Encouragement and counsel to help Timothy remain firm in the difficult times ahead
The last inspired letter written by Paul, during his second imprisonment in Rome
Encouragement for Timothy to keep making progress
“Stir up like a fire the gift of God” that you received; do not be ashamed of the witness about Christ or of Paul as a prisoner; take your part in suffering for the good news (1:6-8)
Guard the pattern of healthful words (1:13, 14)
Like a soldier, be single-minded; like an athlete in the games, contend according to the rules; be like the hardworking farmer; endure faithfully (2:3-13)
Do your utmost to present yourself approved to God, handling the word of truth aright (2:15)
Flee from desires of youth, but pursue godly qualities in company with those who call on the Lord out of a clean heart (2:22)
Counsel to help Timothy stand firm against false teachers
Avoid fights about words and talk that violates what is holy; with mildness, try to recover those ensnared by the Devil (2:14, 16-26)
In the last days there will be critical times hard to deal with because of the wicked attitudes of people; they will be lovers of money and of pleasures rather than lovers of God; shun such people (3:1–7)
These corrupted men will go on resisting the truth; but stick to what you have accepted as true because you learned it from people you knew well and from the inspired Scriptures (3:8-17)
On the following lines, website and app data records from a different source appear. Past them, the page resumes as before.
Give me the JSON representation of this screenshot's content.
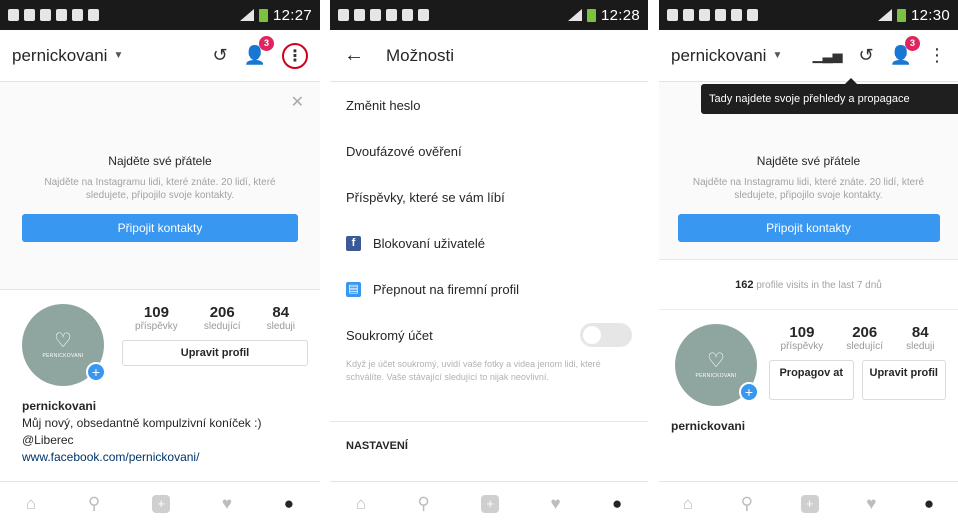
{
  "phone1": {
    "status": {
      "time": "12:27"
    },
    "topbar": {
      "username": "pernickovani",
      "badge": "3"
    },
    "suggest": {
      "title": "Najděte své přátele",
      "desc": "Najděte na Instagramu lidi, které znáte. 20 lidí, které sledujete, připojilo svoje kontakty.",
      "button": "Připojit kontakty"
    },
    "avatar": {
      "text": "PERNICKOVANI"
    },
    "stats": [
      {
        "num": "109",
        "label": "příspěvky"
      },
      {
        "num": "206",
        "label": "sledující"
      },
      {
        "num": "84",
        "label": "sleduji"
      }
    ],
    "edit_button": "Upravit profil",
    "bio": {
      "name": "pernickovani",
      "line1": "Můj nový, obsedantně kompulzivní koníček :)",
      "line2": "@Liberec",
      "link": "www.facebook.com/pernickovani/"
    }
  },
  "phone2": {
    "status": {
      "time": "12:28"
    },
    "title": "Možnosti",
    "items": {
      "change_password": "Změnit heslo",
      "two_factor": "Dvoufázové ověření",
      "liked_posts": "Příspěvky, které se vám líbí",
      "blocked_users": "Blokovaní uživatelé",
      "switch_business": "Přepnout na firemní profil",
      "private_account": "Soukromý účet"
    },
    "private_desc": "Když je účet soukromý, uvidí vaše fotky a videa jenom lidi, které schválíte. Vaše stávající sledující to nijak neovlivní.",
    "section": "NASTAVENÍ"
  },
  "phone3": {
    "status": {
      "time": "12:30"
    },
    "topbar": {
      "username": "pernickovani",
      "badge": "3"
    },
    "tooltip": "Tady najdete svoje přehledy a propagace",
    "suggest": {
      "title": "Najděte své přátele",
      "desc": "Najděte na Instagramu lidi, které znáte. 20 lidí, které sledujete, připojilo svoje kontakty.",
      "button": "Připojit kontakty"
    },
    "visits": {
      "count": "162",
      "text": "profile visits in the last 7 dnů"
    },
    "avatar": {
      "text": "PERNICKOVANI"
    },
    "stats": [
      {
        "num": "109",
        "label": "příspěvky"
      },
      {
        "num": "206",
        "label": "sledující"
      },
      {
        "num": "84",
        "label": "sleduji"
      }
    ],
    "promote_button": "Propagov at",
    "edit_button": "Upravit profil",
    "bio": {
      "name": "pernickovani"
    }
  },
  "icons": {
    "history": "history-icon",
    "follow_requests": "add-person-icon",
    "more": "more-vertical-icon",
    "insights": "bar-chart-icon",
    "home": "home-icon",
    "search": "search-icon",
    "add": "plus-icon",
    "activity": "heart-icon",
    "profile": "person-icon",
    "facebook": "facebook-icon",
    "business": "business-icon"
  },
  "colors": {
    "accent": "#3897f0",
    "badge": "#e0245e",
    "facebook": "#3b5998",
    "highlight": "#d0021b"
  }
}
Persevere in preaching the word, evangelizing, fully accomplishing your ministry—even though times are coming when men will not want to listen to healthful doctrine but will prefer having their ears tickled by teachers of their own choosing (4:1-5)
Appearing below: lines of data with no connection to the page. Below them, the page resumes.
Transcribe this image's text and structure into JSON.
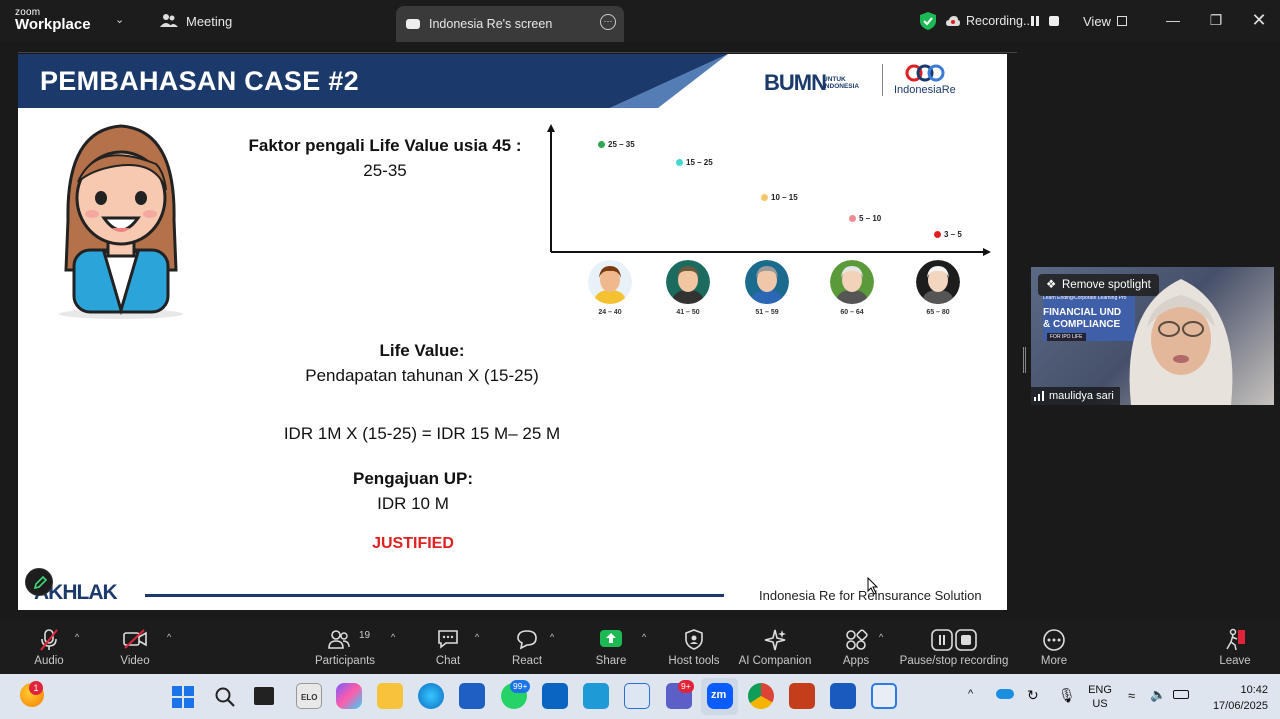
{
  "app": {
    "brand_small": "zoom",
    "brand_big": "Workplace"
  },
  "titlebar": {
    "meeting_label": "Meeting",
    "share_tab_label": "Indonesia Re's screen",
    "recording_label": "Recording...",
    "view_label": "View"
  },
  "slide": {
    "title": "PEMBAHASAN CASE #2",
    "logo_bumn": "BUMN",
    "logo_bumn_sub1": "UNTUK",
    "logo_bumn_sub2": "INDONESIA",
    "logo_indonesiare": "IndonesiaRe",
    "faktor_heading": "Faktor pengali Life Value usia 45 :",
    "faktor_value": "25-35",
    "chart": {
      "points": [
        {
          "label": "25 – 35",
          "color": "#2fa84f"
        },
        {
          "label": "15 – 25",
          "color": "#3fd9d0"
        },
        {
          "label": "10 – 15",
          "color": "#f5c66b"
        },
        {
          "label": "5 – 10",
          "color": "#f28a93"
        },
        {
          "label": "3 – 5",
          "color": "#e02020"
        }
      ],
      "age_groups": [
        "24 – 40",
        "41 – 50",
        "51 – 59",
        "60 – 64",
        "65 – 80"
      ]
    },
    "life_value_heading": "Life Value:",
    "life_value_text": "Pendapatan tahunan X (15-25)",
    "calc_text": "IDR 1M X (15-25) = IDR 15 M– 25 M",
    "pengajuan_heading": "Pengajuan UP:",
    "pengajuan_value": "IDR 10 M",
    "justified": "JUSTIFIED",
    "akhlak": "AKHLAK",
    "footer": "Indonesia Re for Reinsurance Solution"
  },
  "video": {
    "remove_spotlight": "Remove spotlight",
    "participant_name": "maulidya sari",
    "bg_text1": "Learn Ending/Corporate Learning Pro",
    "bg_text2": "FINANCIAL UND",
    "bg_text3": "& COMPLIANCE",
    "bg_text4": "FOR IPO LIFE"
  },
  "toolbar": {
    "audio": "Audio",
    "video": "Video",
    "participants": "Participants",
    "participants_count": "19",
    "chat": "Chat",
    "react": "React",
    "share": "Share",
    "host_tools": "Host tools",
    "ai_companion": "AI Companion",
    "apps": "Apps",
    "pause_stop": "Pause/stop recording",
    "more": "More",
    "leave": "Leave"
  },
  "taskbar": {
    "lang1": "ENG",
    "lang2": "US",
    "time": "10:42",
    "date": "17/06/2025",
    "whatsapp_badge": "99+",
    "teams_badge": "9+",
    "app_badge": "1",
    "elo_label": "ELO"
  },
  "colors": {
    "zoom_blue": "#0b5cff",
    "share_green": "#1db954",
    "slide_navy": "#1b3a6b",
    "justified_red": "#e02020"
  }
}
Paul’s circumstances as a prisoner
Paul was appointed an apostle of Jesus Christ; he is now suffering because of this but is not ashamed (1:11, 12)
As a prisoner in chains, he was virtually abandoned by all from the district of Asia, but Onesiphorus diligently searched for him and brought him refreshment (1:15-18)
Recognizing his death to be imminent, Paul confidently looks forward to the day when Jesus Christ will give the crown of righteousness to him as well as to all others who have loved his manifestation (4:6-8)
No one took his side in his first defense; nevertheless, Paul was strengthened by the Lord Jesus Christ; he is confident that the Lord will save him for His heavenly Kingdom (4:16-18)